85989 (1999 JD6) is a mid-sized asteroid whose orbit could bring it in close proximity to Earth. NASA JPL has classified 1999 JD6 as a "Potentially Hazardous Asteroid" due to its predicted close pass(es) with Earth.
1999 JD6 orbits the sun every 303 days (0.83 years), coming as close as 0.32 AU and reaching as far as 1.44 AU from the sun. 1999 JD6 is about 1.5 kilometers in diameter, making it larger than 99% of asteroids, comparable in size to the U.S. Pentagon.
The rotation of 1999 JD6 has been observed. It completes a rotation on its axis every 7.66 hours.
1999 JD6's orbit is 0.05 AU from Earth's orbit at its closest point. This means that there is an wide berth between this asteroid and Earth at all times.
Orbital simulations conducted by NASA JPL's CNEOS do not show any close approaches to Earth.

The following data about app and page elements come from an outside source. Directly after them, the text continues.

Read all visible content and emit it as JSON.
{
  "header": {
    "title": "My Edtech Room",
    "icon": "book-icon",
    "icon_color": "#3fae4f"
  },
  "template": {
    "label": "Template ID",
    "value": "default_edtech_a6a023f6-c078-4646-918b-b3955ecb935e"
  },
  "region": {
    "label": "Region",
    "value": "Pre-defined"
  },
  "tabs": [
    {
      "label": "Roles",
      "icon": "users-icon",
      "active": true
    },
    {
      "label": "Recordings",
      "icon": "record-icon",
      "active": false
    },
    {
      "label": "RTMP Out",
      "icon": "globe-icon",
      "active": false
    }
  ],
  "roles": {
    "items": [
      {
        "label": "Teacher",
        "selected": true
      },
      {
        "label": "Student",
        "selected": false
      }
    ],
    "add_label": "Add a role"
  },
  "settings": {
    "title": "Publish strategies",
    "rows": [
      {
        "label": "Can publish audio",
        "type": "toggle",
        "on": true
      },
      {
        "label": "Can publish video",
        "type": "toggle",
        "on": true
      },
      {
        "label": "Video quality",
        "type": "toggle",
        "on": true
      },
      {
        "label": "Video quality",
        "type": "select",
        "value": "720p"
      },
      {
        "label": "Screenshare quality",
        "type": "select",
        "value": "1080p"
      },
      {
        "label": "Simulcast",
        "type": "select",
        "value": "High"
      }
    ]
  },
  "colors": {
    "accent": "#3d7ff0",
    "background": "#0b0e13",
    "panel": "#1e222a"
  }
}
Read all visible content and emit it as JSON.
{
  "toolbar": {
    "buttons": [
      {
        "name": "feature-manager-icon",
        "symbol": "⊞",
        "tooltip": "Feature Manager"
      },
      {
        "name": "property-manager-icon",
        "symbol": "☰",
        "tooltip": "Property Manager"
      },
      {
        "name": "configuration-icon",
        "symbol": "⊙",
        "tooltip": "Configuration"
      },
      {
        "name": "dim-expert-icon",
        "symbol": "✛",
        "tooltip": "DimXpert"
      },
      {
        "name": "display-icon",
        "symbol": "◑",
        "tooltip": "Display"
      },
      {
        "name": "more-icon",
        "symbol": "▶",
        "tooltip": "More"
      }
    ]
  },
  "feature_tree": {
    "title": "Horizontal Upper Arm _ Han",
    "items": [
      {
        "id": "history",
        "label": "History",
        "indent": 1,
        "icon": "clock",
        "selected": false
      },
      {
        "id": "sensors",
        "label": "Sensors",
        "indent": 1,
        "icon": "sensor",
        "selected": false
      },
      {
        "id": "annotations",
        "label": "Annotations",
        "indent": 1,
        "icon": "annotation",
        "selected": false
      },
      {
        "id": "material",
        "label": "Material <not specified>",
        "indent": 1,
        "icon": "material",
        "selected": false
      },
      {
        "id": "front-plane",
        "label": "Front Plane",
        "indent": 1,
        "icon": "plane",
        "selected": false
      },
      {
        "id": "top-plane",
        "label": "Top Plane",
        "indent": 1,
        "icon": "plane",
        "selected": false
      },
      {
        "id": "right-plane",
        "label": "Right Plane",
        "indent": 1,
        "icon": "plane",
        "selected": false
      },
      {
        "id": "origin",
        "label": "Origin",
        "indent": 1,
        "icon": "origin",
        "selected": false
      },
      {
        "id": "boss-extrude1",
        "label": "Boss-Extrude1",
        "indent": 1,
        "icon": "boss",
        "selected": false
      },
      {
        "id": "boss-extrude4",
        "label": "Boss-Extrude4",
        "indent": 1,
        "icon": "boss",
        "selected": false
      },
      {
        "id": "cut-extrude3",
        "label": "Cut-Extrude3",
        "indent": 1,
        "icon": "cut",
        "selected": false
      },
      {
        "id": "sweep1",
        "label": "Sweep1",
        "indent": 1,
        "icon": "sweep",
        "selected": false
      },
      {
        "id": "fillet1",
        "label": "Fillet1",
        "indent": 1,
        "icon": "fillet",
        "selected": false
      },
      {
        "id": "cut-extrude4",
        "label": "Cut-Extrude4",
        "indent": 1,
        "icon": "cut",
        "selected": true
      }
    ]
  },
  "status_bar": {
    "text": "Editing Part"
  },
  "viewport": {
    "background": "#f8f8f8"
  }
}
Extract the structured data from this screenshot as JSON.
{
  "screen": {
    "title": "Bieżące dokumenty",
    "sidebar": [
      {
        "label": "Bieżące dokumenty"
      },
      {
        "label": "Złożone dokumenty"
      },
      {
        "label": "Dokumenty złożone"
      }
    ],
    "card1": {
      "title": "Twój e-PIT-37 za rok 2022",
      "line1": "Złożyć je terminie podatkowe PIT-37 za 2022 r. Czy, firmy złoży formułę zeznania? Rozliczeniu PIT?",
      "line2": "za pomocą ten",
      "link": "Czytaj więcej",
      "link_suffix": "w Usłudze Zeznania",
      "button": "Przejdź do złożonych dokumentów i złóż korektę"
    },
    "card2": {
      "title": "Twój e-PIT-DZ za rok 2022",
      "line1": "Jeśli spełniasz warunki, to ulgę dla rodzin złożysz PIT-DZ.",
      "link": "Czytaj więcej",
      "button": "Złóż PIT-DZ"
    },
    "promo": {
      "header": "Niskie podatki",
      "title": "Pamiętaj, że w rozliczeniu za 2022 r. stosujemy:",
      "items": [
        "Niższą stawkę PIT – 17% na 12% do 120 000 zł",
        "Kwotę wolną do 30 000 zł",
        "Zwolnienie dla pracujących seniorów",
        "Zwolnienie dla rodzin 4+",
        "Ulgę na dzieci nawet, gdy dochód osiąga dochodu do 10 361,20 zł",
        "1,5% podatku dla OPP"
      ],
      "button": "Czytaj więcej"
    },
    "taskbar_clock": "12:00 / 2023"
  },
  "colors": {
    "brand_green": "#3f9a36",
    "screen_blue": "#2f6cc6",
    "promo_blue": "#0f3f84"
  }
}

1999 JD6's orbit is determined by observations dating back to June 22, 1990. It was last officially observed on July 13, 2020. The IAU Minor Planet Center records 2,958 observations used to determine its orbit.
The position of 85989 (1999 JD6) is indicated by a ◯ pink circle. Note that the object may not be in your current field of view. Use the controls below to adjust position, location, and time.
The above comparison is an artistic rendering that uses available data on the diameter of 1999 JD6 to create an approximate landscape rendering with Mount Everest in the background. This approximation is built for full-resolution desktop browsers. Shape, color, and texture of asteroid are imagined.